The draft felt like a whole different sport. It had its own stars — Bill Belichick and the Steelers, mostly — its own highlights, and an endless web of cost-benefit strategy that you could lose yourself in. I was easily the dorkiest participant in all this, but plenty of other people felt the same way. As Sports Illustrated’s Tim Layden once wrote:

… prospects spend weeks tuning up for the scouting combine, on-campus pro days and individual workouts. On Saturday and Sunday, ESPN will provide 18 hours of live draft coverage, pulling in ratings that dwarf regular-season college basketball. Fans in game jerseys and face paint will swarm into Radio City Music Hall to cheer or chide each pick. In short, an entire culture has grown in support of an event that resembles sweeps month on C-SPAN.

That was in 2007.

Since then, the draft has gone to three days, with the first round extended and broadcast in prime time on two separate channels Thursday night. And now this year, the weeks of buildup turned into months of buildup that slowly drove us all insane.

Next year? Memorial Day with Todd McShay!

Don’t get me wrong, I don’t think any of this backlash makes a difference. The draft will probably do record ratings this year. All the NFL ever does is break ratings records and remind you how bulletproof the formula is. All of its balance sheets look like this.

And I can’t check out entirely this year. Johnny Manziel and Sammy Watkins are two of the most exciting players I’ve ever seen, and I can’t wait to see where they end up. I watched Timmy Jernigan destroy worlds during the national title game, and it’ll be fun to see which city inherits his fat-man superpowers tonight. I also can’t wait to see which team bets the next five years on someone named “Blake Bortles.” (Without looking at any mock drafts, he feels like a Minnesota Viking.)

But as far as the rumors and the psychoanalysis and the mock drafts and everything else? I’m good. Let’s just get this over with.

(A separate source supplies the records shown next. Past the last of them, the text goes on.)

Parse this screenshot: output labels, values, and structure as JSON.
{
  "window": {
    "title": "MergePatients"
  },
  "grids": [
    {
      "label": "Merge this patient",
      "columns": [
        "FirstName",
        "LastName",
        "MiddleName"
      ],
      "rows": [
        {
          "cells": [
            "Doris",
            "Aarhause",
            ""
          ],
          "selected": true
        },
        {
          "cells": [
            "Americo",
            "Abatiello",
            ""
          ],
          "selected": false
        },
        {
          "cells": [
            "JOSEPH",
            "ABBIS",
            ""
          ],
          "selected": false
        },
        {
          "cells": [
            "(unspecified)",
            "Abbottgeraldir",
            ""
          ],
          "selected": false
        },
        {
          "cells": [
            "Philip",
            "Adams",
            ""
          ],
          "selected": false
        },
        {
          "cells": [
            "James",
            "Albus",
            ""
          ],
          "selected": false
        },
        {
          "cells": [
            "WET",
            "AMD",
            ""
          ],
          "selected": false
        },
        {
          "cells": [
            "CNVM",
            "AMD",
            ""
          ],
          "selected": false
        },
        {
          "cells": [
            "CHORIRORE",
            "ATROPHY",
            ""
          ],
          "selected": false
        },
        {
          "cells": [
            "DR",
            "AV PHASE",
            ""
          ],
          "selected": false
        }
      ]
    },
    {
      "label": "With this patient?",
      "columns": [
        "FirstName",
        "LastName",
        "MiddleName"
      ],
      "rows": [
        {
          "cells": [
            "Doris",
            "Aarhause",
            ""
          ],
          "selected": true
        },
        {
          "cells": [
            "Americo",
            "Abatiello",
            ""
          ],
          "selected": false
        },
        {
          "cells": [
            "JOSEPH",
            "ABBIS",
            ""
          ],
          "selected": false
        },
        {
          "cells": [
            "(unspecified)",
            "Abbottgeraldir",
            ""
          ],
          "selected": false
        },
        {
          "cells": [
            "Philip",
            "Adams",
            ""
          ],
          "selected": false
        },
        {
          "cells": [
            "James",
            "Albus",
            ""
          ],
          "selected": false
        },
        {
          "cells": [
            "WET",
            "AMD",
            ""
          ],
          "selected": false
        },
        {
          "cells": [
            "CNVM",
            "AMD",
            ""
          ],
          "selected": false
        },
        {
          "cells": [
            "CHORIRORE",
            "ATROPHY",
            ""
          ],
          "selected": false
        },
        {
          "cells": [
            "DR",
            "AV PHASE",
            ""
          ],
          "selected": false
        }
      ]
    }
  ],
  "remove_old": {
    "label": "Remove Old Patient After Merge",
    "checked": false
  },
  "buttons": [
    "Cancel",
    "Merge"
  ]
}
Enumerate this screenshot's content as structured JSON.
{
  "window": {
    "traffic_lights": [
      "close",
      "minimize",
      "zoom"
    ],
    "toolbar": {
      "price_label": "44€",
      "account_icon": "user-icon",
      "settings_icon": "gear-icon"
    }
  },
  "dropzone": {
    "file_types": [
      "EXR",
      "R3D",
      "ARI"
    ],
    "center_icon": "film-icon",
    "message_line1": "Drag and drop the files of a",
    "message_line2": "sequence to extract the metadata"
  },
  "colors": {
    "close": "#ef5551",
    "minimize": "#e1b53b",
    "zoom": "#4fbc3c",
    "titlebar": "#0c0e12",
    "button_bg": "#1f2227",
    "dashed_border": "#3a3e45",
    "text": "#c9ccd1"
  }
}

Maybe it’s because I’m not 15 years old anymore. Or because round-the-clock debates have made this feel less like an awesome distraction and more like something that everyone takes too seriously. Or because the Internet amplifies stupid opinions, and eventually makes you hate all the stupid opinions AND the people who try to look smart by unpacking all the stupid opinions, and it all becomes too much to handle. Or because deep down you know the cynical scouts are probably right, and all the most exciting players won’t be as exciting once they get broken down by the NFL. Or because Roger Goodell and the NFL are so shameless about squeezing every last dollar out of everything. It’s harder to love any of it without feeling like an idiot.

I don’t know, I can’t pinpoint any one reason the stuff isn’t as fun as it used to be. The only certainty is that an extra three weeks gives everyone more time to get bored and annoyed and actually think about what the NFL is talking about. And once you start thinking too hard about why today’s NFL draft kinda sucks, you might accidentally realize why today’s NFL kinda sucks.